*** Dataset excerpts Section Begins ***

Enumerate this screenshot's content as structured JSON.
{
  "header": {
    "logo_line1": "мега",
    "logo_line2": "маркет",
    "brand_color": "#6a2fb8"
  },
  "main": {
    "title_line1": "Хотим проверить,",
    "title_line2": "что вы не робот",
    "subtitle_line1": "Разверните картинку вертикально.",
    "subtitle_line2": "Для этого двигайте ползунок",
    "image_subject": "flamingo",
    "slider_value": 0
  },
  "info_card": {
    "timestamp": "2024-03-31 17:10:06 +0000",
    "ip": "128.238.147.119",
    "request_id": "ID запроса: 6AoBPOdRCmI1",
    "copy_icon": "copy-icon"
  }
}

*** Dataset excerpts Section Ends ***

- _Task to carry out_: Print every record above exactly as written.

- _Solution for this exercise_:
Enumerate this screenshot's content as structured JSON.
{
  "header": {
    "logo_line1": "мега",
    "logo_line2": "маркет",
    "brand_color": "#6a2fb8"
  },
  "main": {
    "title_line1": "Хотим проверить,",
    "title_line2": "что вы не робот",
    "subtitle_line1": "Разверните картинку вертикально.",
    "subtitle_line2": "Для этого двигайте ползунок",
    "image_subject": "flamingo",
    "slider_value": 0
  },
  "info_card": {
    "timestamp": "2024-03-31 17:10:06 +0000",
    "ip": "128.238.147.119",
    "request_id": "ID запроса: 6AoBPOdRCmI1",
    "copy_icon": "copy-icon"
  }
}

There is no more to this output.